Everything in the city is viewed as if underwater. Icy spring winds hit you as you round the corners of buildings. We avoid the tourist traps and focus on museums. Walk around Kensington Gardens, watching Londoners taking their hounds for constitutionals. Have a birthday pint at the Prince Alfred in Bayswater - the barman makes a four leaf clover in the foam. The British Museum cannot be experienced in a single day. Get annoyed at a random little old lady who keeps correcting me when I say that Cleopatra's sarcophagus has distinct Greek features ('Egyptian, dear, it's Egyptian.' I know this, it's not like it's not signposted everywhere in the damn building. But what the hell, I'm a tourist so I must be ignorant.) For the record, Cleopatra was Macedonian, so there. Museum staff start closing the doors of galleries just when I discover a room full of Greek vases depicting the twelve tasks of Herakles (that's Hercules to you and me). I get art attack in the National Gallery. Holbein's The Ambassadors is much bigger and much more colourful than expected. Wendy and I get lost in the middle of the night by walking to Kensington Park Gardens instead of Kensington Gardens Square, where the London House Hotel actually is. Bunk beds have mattresses (apparently) filled with passion fruit vines bearing an uncomfortable crop. Walk down Oxford Street to buy shoes and CD's, as well as some Polaroid film for Matt. The hallowed grounds of Kew Gardens are visited on a bright, sunny day and I welcome the quiet open spaces. Have an overwhelming sense of the past and human achievement in the Palm House. Try to suppress the desire to frolic in the daffodils planted around the Chinese Pagoda. People are watching. The Victoria cruziana in the Waterlily House has only sprouted one leaf this early in the season, and its anything but gigantic. Walk by the Thames in the bloody cold to see Cleopatra's Needle and some bridges and photograph a paver with T.S. Eliot on it. Eat ginger chicken udon at wagamamas and walk over Tower Bridge at dusk to the Bang Bar at St. Katharine's dock. Want to visit the Saatchi Gallery, only to find that it has been evicted from County Hall and will reopen in Chelsea in 2007. No Jeff Koons bunnies for us, then. Visit St Paul's and wonder about the seemingly 300 year-old graffiti by its large doors. The scary Ukrainian woman at the London House Hotel makes mounds of toast for breakfast and has spiky red hair. Find an escalator in the Underground like the one in Late Night Shopping. Most of the buildings are colourless but graceful, proud but tired. Go to buy cheap tickets for Stomp! at Leicester Square and feel like a tourist.
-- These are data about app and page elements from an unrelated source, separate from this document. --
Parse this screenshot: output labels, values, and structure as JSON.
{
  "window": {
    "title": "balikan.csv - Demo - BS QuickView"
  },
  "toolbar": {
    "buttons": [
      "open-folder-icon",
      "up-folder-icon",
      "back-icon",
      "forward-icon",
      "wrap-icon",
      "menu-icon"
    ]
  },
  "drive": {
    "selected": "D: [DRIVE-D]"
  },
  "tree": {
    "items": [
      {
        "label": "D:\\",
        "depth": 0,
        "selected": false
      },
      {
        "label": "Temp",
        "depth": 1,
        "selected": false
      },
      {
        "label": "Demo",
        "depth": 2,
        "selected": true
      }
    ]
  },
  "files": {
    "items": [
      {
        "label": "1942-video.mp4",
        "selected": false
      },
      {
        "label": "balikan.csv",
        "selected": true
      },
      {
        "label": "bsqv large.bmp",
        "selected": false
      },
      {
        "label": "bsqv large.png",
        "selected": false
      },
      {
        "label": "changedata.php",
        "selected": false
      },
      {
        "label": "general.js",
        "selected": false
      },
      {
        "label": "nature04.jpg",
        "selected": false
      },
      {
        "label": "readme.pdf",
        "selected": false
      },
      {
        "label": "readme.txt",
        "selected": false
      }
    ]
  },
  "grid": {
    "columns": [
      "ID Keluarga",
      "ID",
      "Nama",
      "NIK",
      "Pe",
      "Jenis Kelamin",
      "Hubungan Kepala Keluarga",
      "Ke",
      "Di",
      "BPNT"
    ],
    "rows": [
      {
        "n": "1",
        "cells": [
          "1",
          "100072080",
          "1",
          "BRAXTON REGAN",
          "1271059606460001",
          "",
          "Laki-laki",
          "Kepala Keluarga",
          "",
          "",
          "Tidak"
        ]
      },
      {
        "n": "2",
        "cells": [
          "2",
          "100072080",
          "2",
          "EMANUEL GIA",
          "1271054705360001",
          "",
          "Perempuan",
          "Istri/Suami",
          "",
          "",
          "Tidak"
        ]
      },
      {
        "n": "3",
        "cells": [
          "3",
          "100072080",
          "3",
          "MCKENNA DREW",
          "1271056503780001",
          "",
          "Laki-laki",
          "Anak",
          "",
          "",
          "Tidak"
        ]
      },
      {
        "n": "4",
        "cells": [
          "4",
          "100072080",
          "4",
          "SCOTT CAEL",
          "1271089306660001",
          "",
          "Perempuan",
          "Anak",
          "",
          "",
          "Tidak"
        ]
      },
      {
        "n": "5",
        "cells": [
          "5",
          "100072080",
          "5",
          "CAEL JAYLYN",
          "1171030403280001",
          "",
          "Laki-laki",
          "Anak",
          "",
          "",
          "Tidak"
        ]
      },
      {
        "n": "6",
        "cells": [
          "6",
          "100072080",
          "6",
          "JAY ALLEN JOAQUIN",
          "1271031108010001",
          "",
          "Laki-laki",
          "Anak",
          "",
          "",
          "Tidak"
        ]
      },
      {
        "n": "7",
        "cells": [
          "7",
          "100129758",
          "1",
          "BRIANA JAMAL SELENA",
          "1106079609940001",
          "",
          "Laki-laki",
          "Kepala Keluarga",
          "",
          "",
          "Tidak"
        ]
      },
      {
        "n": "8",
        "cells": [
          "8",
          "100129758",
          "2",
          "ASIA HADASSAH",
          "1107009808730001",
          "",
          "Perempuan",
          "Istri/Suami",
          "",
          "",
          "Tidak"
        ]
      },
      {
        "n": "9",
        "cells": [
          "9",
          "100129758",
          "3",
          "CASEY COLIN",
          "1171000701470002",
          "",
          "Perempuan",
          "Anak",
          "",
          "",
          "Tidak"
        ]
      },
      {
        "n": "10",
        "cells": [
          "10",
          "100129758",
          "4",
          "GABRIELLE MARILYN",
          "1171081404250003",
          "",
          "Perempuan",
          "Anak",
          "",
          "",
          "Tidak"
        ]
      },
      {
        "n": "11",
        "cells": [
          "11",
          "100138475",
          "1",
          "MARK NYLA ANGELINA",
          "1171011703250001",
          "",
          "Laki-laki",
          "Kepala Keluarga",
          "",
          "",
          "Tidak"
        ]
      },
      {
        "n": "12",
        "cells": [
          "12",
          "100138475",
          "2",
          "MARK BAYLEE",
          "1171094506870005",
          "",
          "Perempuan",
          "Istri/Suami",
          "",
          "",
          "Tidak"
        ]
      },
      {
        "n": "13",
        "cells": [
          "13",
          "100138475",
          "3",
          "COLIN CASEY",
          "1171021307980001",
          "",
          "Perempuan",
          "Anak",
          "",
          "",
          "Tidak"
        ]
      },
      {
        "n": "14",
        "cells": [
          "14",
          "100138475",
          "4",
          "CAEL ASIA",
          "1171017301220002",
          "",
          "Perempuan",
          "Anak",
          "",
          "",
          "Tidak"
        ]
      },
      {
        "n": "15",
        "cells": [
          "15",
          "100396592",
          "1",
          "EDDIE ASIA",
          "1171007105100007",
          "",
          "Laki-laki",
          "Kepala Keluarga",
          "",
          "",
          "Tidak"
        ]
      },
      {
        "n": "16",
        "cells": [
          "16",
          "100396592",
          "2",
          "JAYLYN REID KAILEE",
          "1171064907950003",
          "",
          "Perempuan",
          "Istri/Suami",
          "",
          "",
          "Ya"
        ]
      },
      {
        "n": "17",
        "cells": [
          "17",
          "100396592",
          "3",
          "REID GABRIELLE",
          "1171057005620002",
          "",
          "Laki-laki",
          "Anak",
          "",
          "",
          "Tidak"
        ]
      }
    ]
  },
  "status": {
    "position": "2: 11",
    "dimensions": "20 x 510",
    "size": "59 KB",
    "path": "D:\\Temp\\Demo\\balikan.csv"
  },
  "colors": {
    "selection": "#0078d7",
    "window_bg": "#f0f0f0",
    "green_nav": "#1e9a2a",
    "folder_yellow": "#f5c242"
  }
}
Go to Harrod's and feel indifferent towards all the gaudy decorations and designer suits, shoes, handbags, teabags, mop handles, toothbrushes, clipboards, etc. etc. The Dodi and Diana fountain at the bottom of the escalators is just too much. Wendy buys an apple for about £1,60. It wasn't nice. Listen to some unsigned bands play awesome funk and soul during YoYo at the nottinghillartsclub. Chinatown looks like a construction site with ornate gateways; I photograph a stall selling Dendrobium cut flowers next to some durian fruit. Get really tired of toast for breakfast. Large parts of the Tate Modern are closed off for refurbishing, but get to see another Monet, as well as some Miró and Bacon. Pollock is not art; Picasso is a genius. Rothko is what it looks like: restaurant decor. The Natural History Museum is a grand building with displays mostly for children; disappointed not to find more extinct fish and double-headed lizards in formalin like at the Natal Museum. In the V&A Museum, find a Muslim girl on her knees, sketching with great care, pausing now and again to adjust her position around a Charles Rennie Mackintosh chair. Camden is full of beautiful Goths playing Depeche Mode and Sisters of Mercy in their shops full of boots with secret compartments in the heels and more spikes than Vlad Tepes would know what to do with. Buy sunglasses like the ones I lost in the sea at Tarragona (street vendor; £6,00). Portobello Road is a tourist trap. A beautiful place filled with efficient, albeit sometimes abrupt people. So much history and culture. So much art and architecture. So much to see and do. So much damn shopping. So little time. I will be back someday.